Understanding why people feel the way they do and view the world the way they do helps us make more sense of the world we all live in together. There is much more of listening to do. Social media can be a place to talk to each other not just at each other. More than a digitized echo chamber of self-affirmation, it can be a powerful tool to bring diverse ideas together. A virtual community committed to a more perfect union. Let’s change the world one post at time! 
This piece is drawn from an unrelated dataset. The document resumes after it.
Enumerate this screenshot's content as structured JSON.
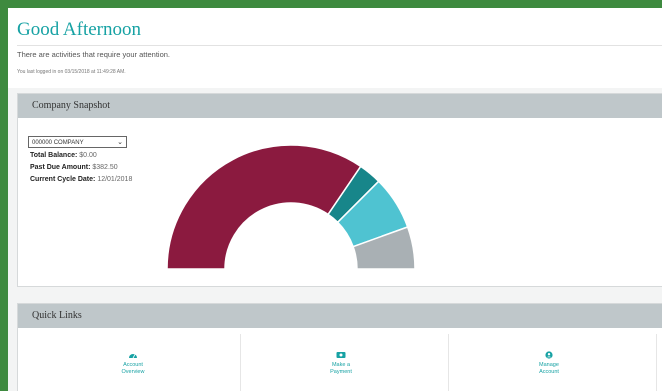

Like Yale Law professor Stephen L.Carter says in his book civility. “If, on the other hand, you fight your natural fight instinct, your natural tendency to use the rhetoric of silencing, and instead regard this person as one who is, in his twisted way, bringing you gifts, then you’ll defeat a dark passion and replace it with a better passion. You’ll teach the world something about you by the way you listen. You may even learn something; a person doesn’t have to be right to teach you some of the ways you are wrong.”

 

This process has helped me see more broadly the challenges we face from tribalism. It has helped challenge some of my own prejudices and assumptions. It has made me reflect more and react less, which in turn has made my views broader, more sophisticated and easier to articulate to others. Giving up snark and sarcasm has not been easy but it has been helpful.